Material for this task Start Marker

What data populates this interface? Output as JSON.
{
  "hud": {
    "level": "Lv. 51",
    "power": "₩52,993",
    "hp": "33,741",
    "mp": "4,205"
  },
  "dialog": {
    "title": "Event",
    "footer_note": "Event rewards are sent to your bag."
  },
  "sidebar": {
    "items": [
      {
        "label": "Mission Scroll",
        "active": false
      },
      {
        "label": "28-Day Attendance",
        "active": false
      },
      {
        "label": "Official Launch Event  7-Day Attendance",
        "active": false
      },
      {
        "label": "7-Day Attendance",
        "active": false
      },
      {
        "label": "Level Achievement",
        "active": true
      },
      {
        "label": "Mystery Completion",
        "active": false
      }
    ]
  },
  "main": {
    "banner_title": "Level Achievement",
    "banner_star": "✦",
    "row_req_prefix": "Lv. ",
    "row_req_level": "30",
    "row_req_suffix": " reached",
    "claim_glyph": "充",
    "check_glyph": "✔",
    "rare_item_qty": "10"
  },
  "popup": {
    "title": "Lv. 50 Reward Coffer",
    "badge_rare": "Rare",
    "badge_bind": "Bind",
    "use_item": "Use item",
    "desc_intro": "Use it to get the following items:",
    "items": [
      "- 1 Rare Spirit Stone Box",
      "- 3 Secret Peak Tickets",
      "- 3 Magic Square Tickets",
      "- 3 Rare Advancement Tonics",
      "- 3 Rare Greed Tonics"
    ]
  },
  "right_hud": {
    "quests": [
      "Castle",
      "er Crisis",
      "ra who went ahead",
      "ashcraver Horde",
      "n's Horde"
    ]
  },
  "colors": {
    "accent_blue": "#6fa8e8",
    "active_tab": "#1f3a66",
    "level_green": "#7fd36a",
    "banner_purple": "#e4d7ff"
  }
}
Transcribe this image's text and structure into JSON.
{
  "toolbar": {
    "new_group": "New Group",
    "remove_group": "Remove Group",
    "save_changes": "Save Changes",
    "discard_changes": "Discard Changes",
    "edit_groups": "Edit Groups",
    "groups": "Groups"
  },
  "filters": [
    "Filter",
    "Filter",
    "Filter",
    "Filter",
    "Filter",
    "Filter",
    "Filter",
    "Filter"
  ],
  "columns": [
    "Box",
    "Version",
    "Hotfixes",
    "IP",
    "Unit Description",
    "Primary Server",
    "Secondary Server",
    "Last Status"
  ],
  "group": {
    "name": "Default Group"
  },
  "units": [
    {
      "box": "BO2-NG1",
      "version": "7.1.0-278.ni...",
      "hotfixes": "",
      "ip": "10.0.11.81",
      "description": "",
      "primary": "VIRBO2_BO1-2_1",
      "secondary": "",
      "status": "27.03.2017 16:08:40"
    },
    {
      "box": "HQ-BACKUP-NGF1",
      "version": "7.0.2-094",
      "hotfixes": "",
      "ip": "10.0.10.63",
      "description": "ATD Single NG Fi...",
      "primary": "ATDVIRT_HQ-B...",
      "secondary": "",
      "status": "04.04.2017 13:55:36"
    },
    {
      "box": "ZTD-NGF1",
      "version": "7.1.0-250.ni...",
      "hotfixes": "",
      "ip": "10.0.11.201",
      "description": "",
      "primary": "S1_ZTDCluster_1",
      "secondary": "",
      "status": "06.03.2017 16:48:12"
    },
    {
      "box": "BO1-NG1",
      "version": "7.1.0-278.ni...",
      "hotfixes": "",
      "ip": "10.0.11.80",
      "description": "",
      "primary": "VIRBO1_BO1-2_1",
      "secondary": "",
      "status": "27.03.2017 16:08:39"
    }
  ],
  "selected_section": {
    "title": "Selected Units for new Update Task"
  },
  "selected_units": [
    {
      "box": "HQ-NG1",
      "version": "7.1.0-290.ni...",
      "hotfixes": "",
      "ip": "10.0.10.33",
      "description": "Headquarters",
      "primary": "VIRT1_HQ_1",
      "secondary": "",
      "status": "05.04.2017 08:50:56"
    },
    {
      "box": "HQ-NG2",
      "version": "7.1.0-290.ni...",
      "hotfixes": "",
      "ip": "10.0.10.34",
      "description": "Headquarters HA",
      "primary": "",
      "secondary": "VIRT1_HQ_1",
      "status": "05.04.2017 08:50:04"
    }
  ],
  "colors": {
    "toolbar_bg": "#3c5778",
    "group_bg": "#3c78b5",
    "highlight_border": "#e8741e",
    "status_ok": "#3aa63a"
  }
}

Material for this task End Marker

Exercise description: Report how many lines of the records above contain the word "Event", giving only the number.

Completed task: 3